The bad news arrived mid-January in the form of a press release from the U.S. Fish & Wildlife Service, and it spread fast, re-broadcast by the International Crane Foundation, WCEP, Operation Migration, and other whooping crane partners. An injured crane had been discovered, and ultimately euthanized in late November, in Hopkins County, KY, and the body of its mate was recovered in Muhlenberg County, KY, on December 13, 2013. The Louisville Courier Journal reported that wildlife authorities had delayed announcing these killings “while they gathered evidence” and put together a reward package in order to ask for the public’s help in finding the perpetrators.
A Broadly-supported Effort to Encourage Public Input on Crane Killings
Is there anything that is more frustrating and unnerving to those who devote a good part of their lives to preserving the endangered whooping crane? I don’t think so. The reward money, for anyone who gives information that directly leads to arrest and conviction of those responsible, has steadily grown from $7,200 to over $15,000. All kinds of groups are contributing to it, and in addition to those directly involved, these include the Kentucky Fish & Wildlife Foundation, the Kentucky chapter of the Nature Conservancy, Jacksonville Zoo and Gardens, Friends of Wheeler NWR, and more.
The killings are violations of both the Endangered Species Act and the Migratory Bird Treaty Act. The International Crane Foundation and Operation Migration are both urging their friends and followers to share widely the following “Help Us Save the Whooping Crane” public service announcement:
Eight More Whooping Crane Shootings
Here’s a brief rundown of what is known about the deaths-by-gunfire suffered by eight other birds in the Eastern Migratory Population of whooping cranes:
At the end of 2010 – December 30th, in Georgia – the bodies of 3 young “Direct Autumn Release” cranes were found in Calhoun County. The cranes were on their first migration from Wisconsin, learning the way from older birds.
Early in 2011, two whooping cranes believed to have been shot were found at Weiss Lake in Alabama. The body of one was discovered on January 28th, and the second crane’s body was recovered in mid-February less than a quarter-mile away from where the first was found.

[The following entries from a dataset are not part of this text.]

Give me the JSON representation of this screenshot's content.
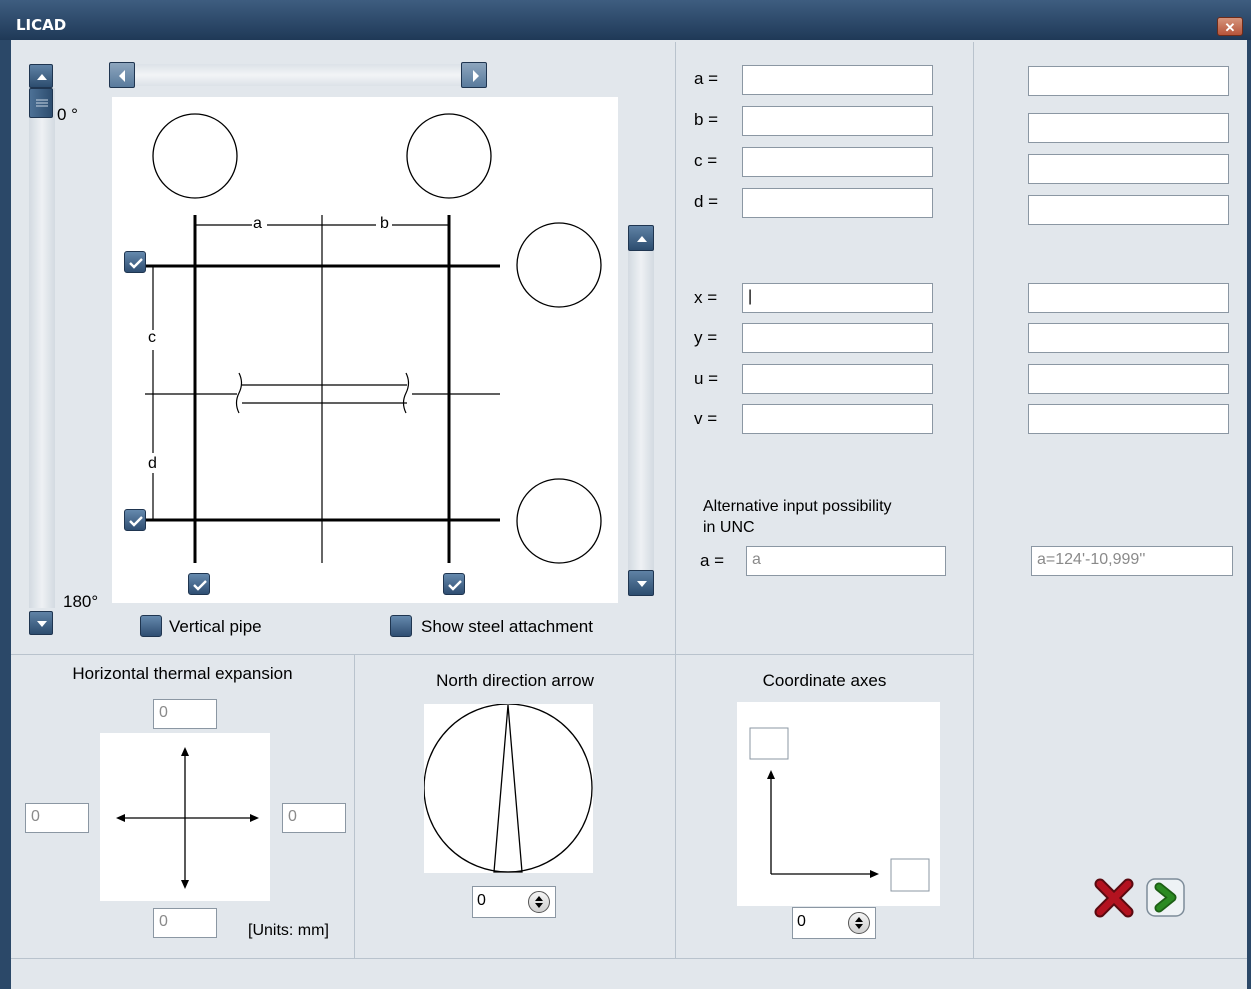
{
  "window": {
    "title": "LICAD",
    "close_glyph": "✕"
  },
  "angle_slider": {
    "top_label": "0 °",
    "bottom_label": "180°"
  },
  "drawing": {
    "dim_a": "a",
    "dim_b": "b",
    "dim_c": "c",
    "dim_d": "d"
  },
  "checkboxes": {
    "vertical_pipe": "Vertical pipe",
    "show_steel": "Show steel attachment"
  },
  "fields": {
    "a_label": "a =",
    "b_label": "b =",
    "c_label": "c =",
    "d_label": "d =",
    "x_label": "x =",
    "y_label": "y =",
    "u_label": "u =",
    "v_label": "v =",
    "a_value": "",
    "b_value": "",
    "c_value": "",
    "d_value": "",
    "x_value": "|",
    "y_value": "",
    "u_value": "",
    "v_value": ""
  },
  "alt_input": {
    "heading_line1": "Alternative input possibility",
    "heading_line2": "in UNC",
    "a_label": "a =",
    "a_value": "a",
    "unc_value": "a=124'-10,999''"
  },
  "thermal": {
    "title": "Horizontal thermal expansion",
    "top": "0",
    "left": "0",
    "right": "0",
    "bottom": "0",
    "units": "[Units: mm]"
  },
  "north": {
    "title": "North direction arrow",
    "value": "0"
  },
  "coords": {
    "title": "Coordinate axes",
    "value": "0"
  },
  "icons": {
    "cancel": "cancel-x-icon",
    "ok": "ok-arrow-icon"
  },
  "colors": {
    "titlebar": "#2b4868",
    "panel": "#e2e7ec",
    "cancel": "#b3121f",
    "ok": "#2b8a22"
  }
}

In the spring of 2011 a juvenile shooter and the adult that accompanied him were charged and sentenced in Indiana for the 2009 killing of an EMP crane. USFWS officials welcomed the closure to this case, but they got little else. The unusually light sentence imposed on the shooter in the Vermillion County, Indiana court left anger and disbelief among so many in the wildlife conservation community.
The year ended with the bad news of a second whooping crane shot in Indiana; its remains were discovered near Crothersville, Dec. 30th, 2011. And while the new year was still fresh – on January 21, 2012 – someone in the Indiana DNR received a tip from a citizen that led to the discovery of a third whooping crane shot in Indiana.

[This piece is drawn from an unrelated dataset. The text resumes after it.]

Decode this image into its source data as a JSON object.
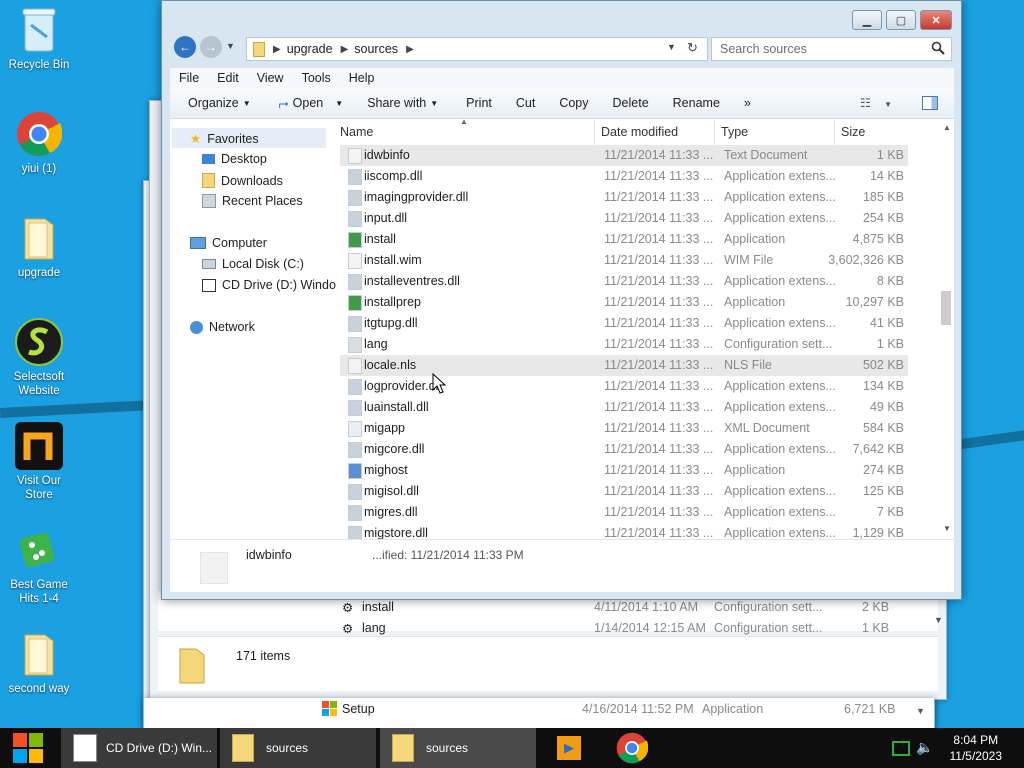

Some justice, at least, seemed to prevail when two shooters were held responsible for the third Indiana whooping crane killing. Jason McCarter and John Burke, each of Knox County, were sentenced to 3 years of probation, 120 hours of community service at a state wildlife area, and a donation of $5,000 to the International Crane Foundation.
There have been some illegal shootings of whooping cranes outside the Eastern Migratory Population as well, and a recent case in South Dakota earned a 26-year-old shooter a truly stiff sentence: the requirement that he make $85,000 in restitution payments and serve 2 years of probation with no hunting or trapping rights. This news cheered wildlife conservationists and raised hopes that the message will spread to other potential shooters: it really IS a crime to take the life of these birds.